When the dam is complete, the water that was diverted from the stream channel is allowed to fill the reservoir. As the water rises, it is also rising in portions of the dam, and instruments within the dam are monitored carefully during the reservoir-filling period. Monitoring of the dam's performance, both by instruments and simple observation, is performed routinely; and safety plans are filed with local emergency services so that sudden changes in instrument readings or the appearance of the dam or its reservoir triggers actions to alert and evacuate persons living in the path of flood waters downstream. Repairs are also performed routinely.
Quality engineering is essential in the construction of a fill dam because the materials used have lower strength properties than the steel and concrete required for concrete dams and because placement ultimately determine strength, potential for problems like seepage and settlement, and finally performance and safety. The geotechnical project engineer occupies the key role of making sure the design and earth materials match to make a safe product; but many other professionals including geologists, construction technicians, other engineers, and the representatives of overseeing agencies are fully committed to the same purpose.
There are no byproducts in fill dam construction, although fill is sometimes generated for building access roads and other support structures. Waste is also minimal to nonexistent; excavation of excess soil and especially rock is very expensive as is hauling these materials so waste is engineered out of the design.

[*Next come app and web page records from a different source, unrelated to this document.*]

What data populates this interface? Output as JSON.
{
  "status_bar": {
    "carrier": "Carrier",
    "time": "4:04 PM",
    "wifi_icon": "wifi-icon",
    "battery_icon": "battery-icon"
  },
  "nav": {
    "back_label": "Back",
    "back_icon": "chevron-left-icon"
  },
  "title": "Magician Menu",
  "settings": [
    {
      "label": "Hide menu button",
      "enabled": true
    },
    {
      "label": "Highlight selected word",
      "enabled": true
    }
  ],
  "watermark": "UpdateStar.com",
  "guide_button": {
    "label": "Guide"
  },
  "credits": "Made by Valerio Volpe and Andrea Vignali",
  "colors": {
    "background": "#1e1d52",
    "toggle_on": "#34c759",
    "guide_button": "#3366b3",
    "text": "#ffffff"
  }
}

Primarily due to environmental concerns, design and construction of any dam in the future will be a much-studied and controversial process. Fill dams, however, tend to be perceived as more environmentally friendly because they are made of earth materials and blend into the scenery better than monolithic concrete structures. Fill dams have proven useful and less expensive solutions to meeting human needs for water supply, and vast improvements in engineering technology have improved their safety record in the late twentieth century. Although many costs and agendas must be considered in building dams, fill dams have and will continue to prove themselves allies in the needs to provide drinking water, irrigation supply, and flood control.
Bureau of Reclamation, U.S. Department of the Interior. Design of Small Dams. Washington, DC: U.S. Government Printing Office, 1977.
Jansen, Robert B. Dams and Public Safety. Washington, DC: U.S. Dept. of the Interior, Water and Power Resources Service, 1980.
Krynine, Dimitri P. and William L. Judd. Principles of Engineering Geology and Geotechnics. New York: McGraw-Hill Book Co. Inc., 1957.
Sherard, James, et al. Earth and Earth-Rock Dams. New York: John Wiley and Sons, Inc., 1963.
Smith, Norman. A History of Dams. Secaucus, New Jersey: The Citadel Press, 1972.
Monastersky, Richard. "Dams on Demand." Science News (August 29, 1992): 138.
— Gillian S. Holmes